> Task requirements
Without including any pictures, write out the data below exactly.
=== Begin Enclosure ===
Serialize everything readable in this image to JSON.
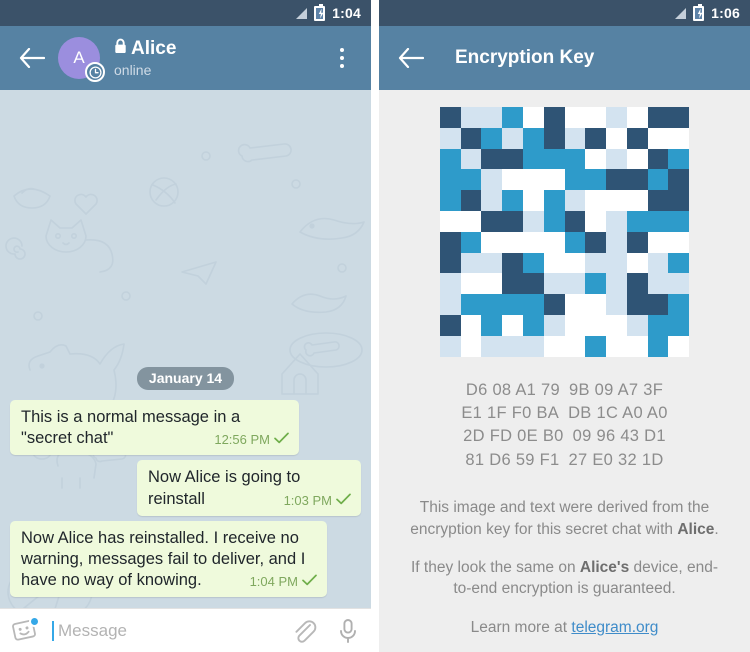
{
  "left": {
    "statusbar": {
      "time": "1:04",
      "signal_icon": "signal-triangle-icon",
      "battery_icon": "battery-charging-icon"
    },
    "appbar": {
      "back_icon": "back-arrow-icon",
      "avatar_initial": "A",
      "avatar_timer_icon": "self-destruct-timer-icon",
      "lock_icon": "lock-icon",
      "chat_name": "Alice",
      "chat_status": "online",
      "menu_icon": "overflow-menu-icon"
    },
    "chat": {
      "date_separator": "January 14",
      "messages": [
        {
          "text": "This is a normal message in a \"secret chat\"",
          "time": "12:56 PM",
          "align": "left",
          "status_icon": "single-check-icon"
        },
        {
          "text": "Now Alice is going to reinstall",
          "time": "1:03 PM",
          "align": "right",
          "status_icon": "single-check-icon"
        },
        {
          "text": "Now Alice has reinstalled. I receive no warning, messages fail to deliver, and I have no way of knowing.",
          "time": "1:04 PM",
          "align": "left",
          "status_icon": "single-check-icon"
        }
      ]
    },
    "composer": {
      "emoji_icon": "sticker-smiley-icon",
      "placeholder": "Message",
      "value": "",
      "attach_icon": "paperclip-icon",
      "mic_icon": "microphone-icon"
    }
  },
  "right": {
    "statusbar": {
      "time": "1:06",
      "signal_icon": "signal-triangle-icon",
      "battery_icon": "battery-charging-icon"
    },
    "appbar": {
      "back_icon": "back-arrow-icon",
      "title": "Encryption Key"
    },
    "identicon": {
      "name": "encryption-key-identicon",
      "cols": 12,
      "rows": 12,
      "palette": {
        "dark": "#2f5475",
        "mid": "#2e9bca",
        "light": "#d3e3f0",
        "white": "#ffffff"
      },
      "grid": [
        [
          "dark",
          "light",
          "light",
          "mid",
          "white",
          "dark",
          "white",
          "white",
          "light",
          "white",
          "dark",
          "dark"
        ],
        [
          "light",
          "dark",
          "mid",
          "light",
          "mid",
          "dark",
          "light",
          "dark",
          "white",
          "dark",
          "white",
          "white"
        ],
        [
          "mid",
          "light",
          "dark",
          "dark",
          "mid",
          "mid",
          "mid",
          "white",
          "light",
          "white",
          "dark",
          "mid"
        ],
        [
          "mid",
          "mid",
          "light",
          "white",
          "white",
          "white",
          "mid",
          "mid",
          "dark",
          "dark",
          "mid",
          "dark"
        ],
        [
          "mid",
          "dark",
          "light",
          "mid",
          "white",
          "mid",
          "light",
          "white",
          "white",
          "white",
          "dark",
          "dark"
        ],
        [
          "white",
          "white",
          "dark",
          "dark",
          "light",
          "mid",
          "dark",
          "white",
          "light",
          "mid",
          "mid",
          "mid"
        ],
        [
          "dark",
          "mid",
          "white",
          "white",
          "white",
          "white",
          "mid",
          "dark",
          "light",
          "dark",
          "white",
          "white"
        ],
        [
          "dark",
          "light",
          "light",
          "dark",
          "mid",
          "white",
          "white",
          "light",
          "light",
          "white",
          "light",
          "mid"
        ],
        [
          "light",
          "white",
          "white",
          "dark",
          "dark",
          "light",
          "light",
          "mid",
          "light",
          "dark",
          "light",
          "light"
        ],
        [
          "light",
          "mid",
          "mid",
          "mid",
          "mid",
          "dark",
          "white",
          "white",
          "light",
          "dark",
          "dark",
          "mid"
        ],
        [
          "dark",
          "white",
          "mid",
          "white",
          "mid",
          "light",
          "white",
          "white",
          "white",
          "light",
          "mid",
          "mid"
        ],
        [
          "light",
          "white",
          "light",
          "light",
          "light",
          "white",
          "white",
          "mid",
          "white",
          "white",
          "mid",
          "white"
        ]
      ]
    },
    "hex_key": {
      "name": "encryption-key-fingerprint",
      "rows": [
        {
          "left": "D6 08 A1 79",
          "right": "9B 09 A7 3F"
        },
        {
          "left": "E1 1F F0 BA",
          "right": "DB 1C A0 A0"
        },
        {
          "left": "2D FD 0E B0",
          "right": "09 96 43 D1"
        },
        {
          "left": "81 D6 59 F1",
          "right": "27 E0 32 1D"
        }
      ]
    },
    "description": {
      "p1_a": "This image and text were derived from the encryption key for this secret chat with ",
      "p1_bold": "Alice",
      "p1_b": ".",
      "p2_a": "If they look the same on ",
      "p2_bold": "Alice's",
      "p2_b": " device, end-to-end encryption is guaranteed."
    },
    "learn_more": {
      "prefix": "Learn more at ",
      "link_text": "telegram.org"
    }
  }
}
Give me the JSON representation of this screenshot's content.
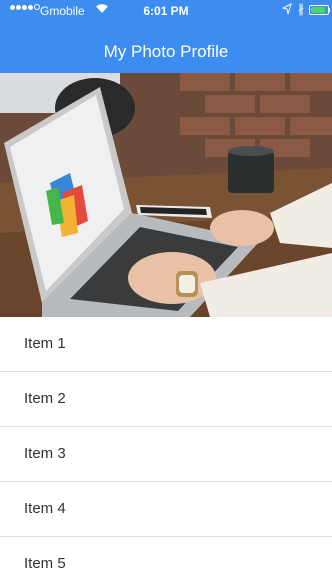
{
  "status_bar": {
    "carrier": "Gmobile",
    "time": "6:01 PM",
    "signal_bars": 4,
    "signal_total": 5,
    "battery_level": 0.9
  },
  "header": {
    "title": "My Photo Profile",
    "background_color": "#3d8cf0"
  },
  "photo": {
    "description_icon": "laptop-desk-photo"
  },
  "list": {
    "items": [
      {
        "label": "Item 1"
      },
      {
        "label": "Item 2"
      },
      {
        "label": "Item 3"
      },
      {
        "label": "Item 4"
      },
      {
        "label": "Item 5"
      }
    ]
  }
}
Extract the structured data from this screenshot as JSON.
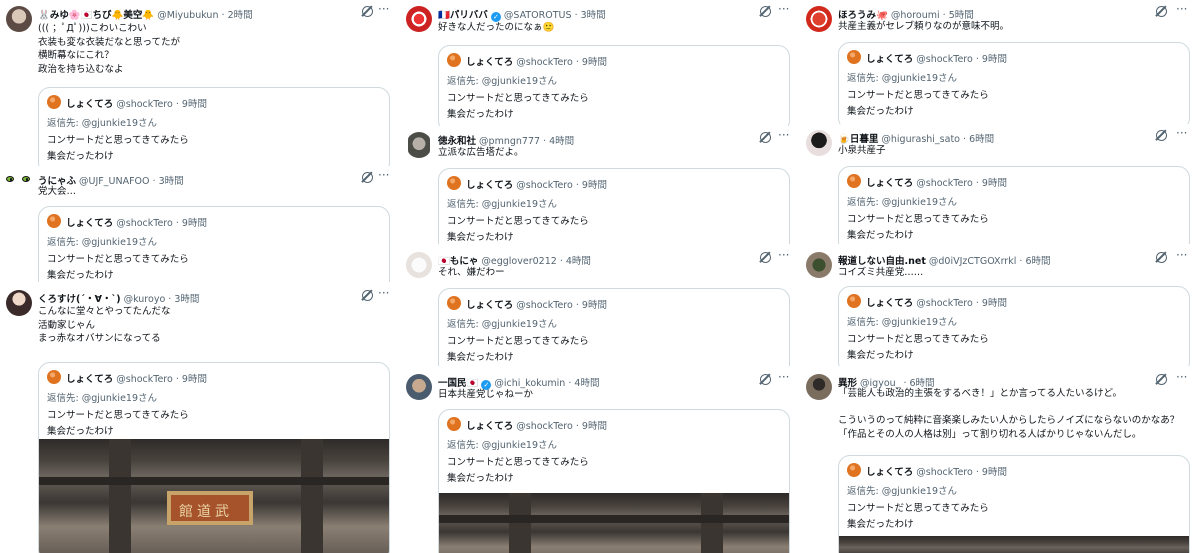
{
  "quoted": {
    "name": "しょくてろ",
    "handle": "@shockTero",
    "time": "9時間",
    "reply_to": "返信先: @gjunkie19さん",
    "line1": "コンサートだと思ってきてみたら",
    "line2": "集会だったわけ"
  },
  "photo_plaque": "館道武",
  "columns": [
    {
      "tweets": [
        {
          "name": "🐰みゆ🌸🇯🇵ちび🐥美空🐥",
          "handle": "@Miyubukun",
          "time": "2時間",
          "body": "((( ；ﾟДﾟ)))こわいこわい\n衣装も変な衣装だなと思ってたが\n横断幕なにこれ？\n政治を持ち込むなよ"
        },
        {
          "name": "うにゃふ",
          "handle": "@UJF_UNAFOO",
          "time": "3時間",
          "body": "党大会…"
        },
        {
          "name": "くろすけ(´・∀・`)",
          "handle": "@kuroyo",
          "time": "3時間",
          "body": "こんなに堂々とやってたんだな\n活動家じゃん\nまっ赤なオバサンになってる"
        }
      ]
    },
    {
      "tweets": [
        {
          "name": "🇫🇷パリババ",
          "handle": "@SATOROTUS",
          "time": "3時間",
          "body": "好きな人だったのになぁ🙂"
        },
        {
          "name": "徳永和社",
          "handle": "@pmngn777",
          "time": "4時間",
          "body": "立派な広告塔だよ。"
        },
        {
          "name": "🇯🇵もにゃ",
          "handle": "@egglover0212",
          "time": "4時間",
          "body": "それ、嫌だわー"
        },
        {
          "name": "一国民🇯🇵",
          "handle": "@ichi_kokumin",
          "time": "4時間",
          "body": "日本共産党じゃねーか"
        }
      ]
    },
    {
      "tweets": [
        {
          "name": "ほろうみ🐙",
          "handle": "@horoumi",
          "time": "5時間",
          "body": "共産主義がセレブ頼りなのが意味不明。"
        },
        {
          "name": "🍺日暮里",
          "handle": "@higurashi_sato",
          "time": "6時間",
          "body": "小泉共産子"
        },
        {
          "name": "報道しない自由.net",
          "handle": "@d0iVJzCTGOXrrkl",
          "time": "6時間",
          "body": "コイズミ共産党……"
        },
        {
          "name": "異形",
          "handle": "@igyou_",
          "time": "6時間",
          "body": "「芸能人も政治的主張をするべき！」とか言ってる人たいるけど。\n\nこういうのって純粋に音楽楽しみたい人からしたらノイズにならないのかなあ？\n「作品とその人の人格は別」って割り切れる人ばかりじゃないんだし。"
        }
      ]
    }
  ]
}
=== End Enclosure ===
> Solved problem
Serialize everything readable in this image to JSON.
{
  "left": {
    "statusbar": {
      "time": "1:04",
      "signal_icon": "signal-triangle-icon",
      "battery_icon": "battery-charging-icon"
    },
    "appbar": {
      "back_icon": "back-arrow-icon",
      "avatar_initial": "A",
      "avatar_timer_icon": "self-destruct-timer-icon",
      "lock_icon": "lock-icon",
      "chat_name": "Alice",
      "chat_status": "online",
      "menu_icon": "overflow-menu-icon"
    },
    "chat": {
      "date_separator": "January 14",
      "messages": [
        {
          "text": "This is a normal message in a \"secret chat\"",
          "time": "12:56 PM",
          "align": "left",
          "status_icon": "single-check-icon"
        },
        {
          "text": "Now Alice is going to reinstall",
          "time": "1:03 PM",
          "align": "right",
          "status_icon": "single-check-icon"
        },
        {
          "text": "Now Alice has reinstalled. I receive no warning, messages fail to deliver, and I have no way of knowing.",
          "time": "1:04 PM",
          "align": "left",
          "status_icon": "single-check-icon"
        }
      ]
    },
    "composer": {
      "emoji_icon": "sticker-smiley-icon",
      "placeholder": "Message",
      "value": "",
      "attach_icon": "paperclip-icon",
      "mic_icon": "microphone-icon"
    }
  },
  "right": {
    "statusbar": {
      "time": "1:06",
      "signal_icon": "signal-triangle-icon",
      "battery_icon": "battery-charging-icon"
    },
    "appbar": {
      "back_icon": "back-arrow-icon",
      "title": "Encryption Key"
    },
    "identicon": {
      "name": "encryption-key-identicon",
      "cols": 12,
      "rows": 12,
      "palette": {
        "dark": "#2f5475",
        "mid": "#2e9bca",
        "light": "#d3e3f0",
        "white": "#ffffff"
      },
      "grid": [
        [
          "dark",
          "light",
          "light",
          "mid",
          "white",
          "dark",
          "white",
          "white",
          "light",
          "white",
          "dark",
          "dark"
        ],
        [
          "light",
          "dark",
          "mid",
          "light",
          "mid",
          "dark",
          "light",
          "dark",
          "white",
          "dark",
          "white",
          "white"
        ],
        [
          "mid",
          "light",
          "dark",
          "dark",
          "mid",
          "mid",
          "mid",
          "white",
          "light",
          "white",
          "dark",
          "mid"
        ],
        [
          "mid",
          "mid",
          "light",
          "white",
          "white",
          "white",
          "mid",
          "mid",
          "dark",
          "dark",
          "mid",
          "dark"
        ],
        [
          "mid",
          "dark",
          "light",
          "mid",
          "white",
          "mid",
          "light",
          "white",
          "white",
          "white",
          "dark",
          "dark"
        ],
        [
          "white",
          "white",
          "dark",
          "dark",
          "light",
          "mid",
          "dark",
          "white",
          "light",
          "mid",
          "mid",
          "mid"
        ],
        [
          "dark",
          "mid",
          "white",
          "white",
          "white",
          "white",
          "mid",
          "dark",
          "light",
          "dark",
          "white",
          "white"
        ],
        [
          "dark",
          "light",
          "light",
          "dark",
          "mid",
          "white",
          "white",
          "light",
          "light",
          "white",
          "light",
          "mid"
        ],
        [
          "light",
          "white",
          "white",
          "dark",
          "dark",
          "light",
          "light",
          "mid",
          "light",
          "dark",
          "light",
          "light"
        ],
        [
          "light",
          "mid",
          "mid",
          "mid",
          "mid",
          "dark",
          "white",
          "white",
          "light",
          "dark",
          "dark",
          "mid"
        ],
        [
          "dark",
          "white",
          "mid",
          "white",
          "mid",
          "light",
          "white",
          "white",
          "white",
          "light",
          "mid",
          "mid"
        ],
        [
          "light",
          "white",
          "light",
          "light",
          "light",
          "white",
          "white",
          "mid",
          "white",
          "white",
          "mid",
          "white"
        ]
      ]
    },
    "hex_key": {
      "name": "encryption-key-fingerprint",
      "rows": [
        {
          "left": "D6 08 A1 79",
          "right": "9B 09 A7 3F"
        },
        {
          "left": "E1 1F F0 BA",
          "right": "DB 1C A0 A0"
        },
        {
          "left": "2D FD 0E B0",
          "right": "09 96 43 D1"
        },
        {
          "left": "81 D6 59 F1",
          "right": "27 E0 32 1D"
        }
      ]
    },
    "description": {
      "p1_a": "This image and text were derived from the encryption key for this secret chat with ",
      "p1_bold": "Alice",
      "p1_b": ".",
      "p2_a": "If they look the same on ",
      "p2_bold": "Alice's",
      "p2_b": " device, end-to-end encryption is guaranteed."
    },
    "learn_more": {
      "prefix": "Learn more at ",
      "link_text": "telegram.org"
    }
  }
}
Give me the JSON representation of this screenshot's content.
{
  "status_bar": {
    "carrier": "Gmobile",
    "time": "6:01 PM",
    "signal_bars": 4,
    "signal_total": 5,
    "battery_level": 0.9
  },
  "header": {
    "title": "My Photo Profile",
    "background_color": "#3d8cf0"
  },
  "photo": {
    "description_icon": "laptop-desk-photo"
  },
  "list": {
    "items": [
      {
        "label": "Item 1"
      },
      {
        "label": "Item 2"
      },
      {
        "label": "Item 3"
      },
      {
        "label": "Item 4"
      },
      {
        "label": "Item 5"
      }
    ]
  }
}
Extract the structured data from this screenshot as JSON.
{
  "quoted": {
    "name": "しょくてろ",
    "handle": "@shockTero",
    "time": "9時間",
    "reply_to": "返信先: @gjunkie19さん",
    "line1": "コンサートだと思ってきてみたら",
    "line2": "集会だったわけ"
  },
  "photo_plaque": "館道武",
  "columns": [
    {
      "tweets": [
        {
          "name": "🐰みゆ🌸🇯🇵ちび🐥美空🐥",
          "handle": "@Miyubukun",
          "time": "2時間",
          "body": "((( ；ﾟДﾟ)))こわいこわい\n衣装も変な衣装だなと思ってたが\n横断幕なにこれ？\n政治を持ち込むなよ"
        },
        {
          "name": "うにゃふ",
          "handle": "@UJF_UNAFOO",
          "time": "3時間",
          "body": "党大会…"
        },
        {
          "name": "くろすけ(´・∀・`)",
          "handle": "@kuroyo",
          "time": "3時間",
          "body": "こんなに堂々とやってたんだな\n活動家じゃん\nまっ赤なオバサンになってる"
        }
      ]
    },
    {
      "tweets": [
        {
          "name": "🇫🇷パリババ",
          "handle": "@SATOROTUS",
          "time": "3時間",
          "body": "好きな人だったのになぁ🙂"
        },
        {
          "name": "徳永和社",
          "handle": "@pmngn777",
          "time": "4時間",
          "body": "立派な広告塔だよ。"
        },
        {
          "name": "🇯🇵もにゃ",
          "handle": "@egglover0212",
          "time": "4時間",
          "body": "それ、嫌だわー"
        },
        {
          "name": "一国民🇯🇵",
          "handle": "@ichi_kokumin",
          "time": "4時間",
          "body": "日本共産党じゃねーか"
        }
      ]
    },
    {
      "tweets": [
        {
          "name": "ほろうみ🐙",
          "handle": "@horoumi",
          "time": "5時間",
          "body": "共産主義がセレブ頼りなのが意味不明。"
        },
        {
          "name": "🍺日暮里",
          "handle": "@higurashi_sato",
          "time": "6時間",
          "body": "小泉共産子"
        },
        {
          "name": "報道しない自由.net",
          "handle": "@d0iVJzCTGOXrrkl",
          "time": "6時間",
          "body": "コイズミ共産党……"
        },
        {
          "name": "異形",
          "handle": "@igyou_",
          "time": "6時間",
          "body": "「芸能人も政治的主張をするべき！」とか言ってる人たいるけど。\n\nこういうのって純粋に音楽楽しみたい人からしたらノイズにならないのかなあ？\n「作品とその人の人格は別」って割り切れる人ばかりじゃないんだし。"
        }
      ]
    }
  ]
}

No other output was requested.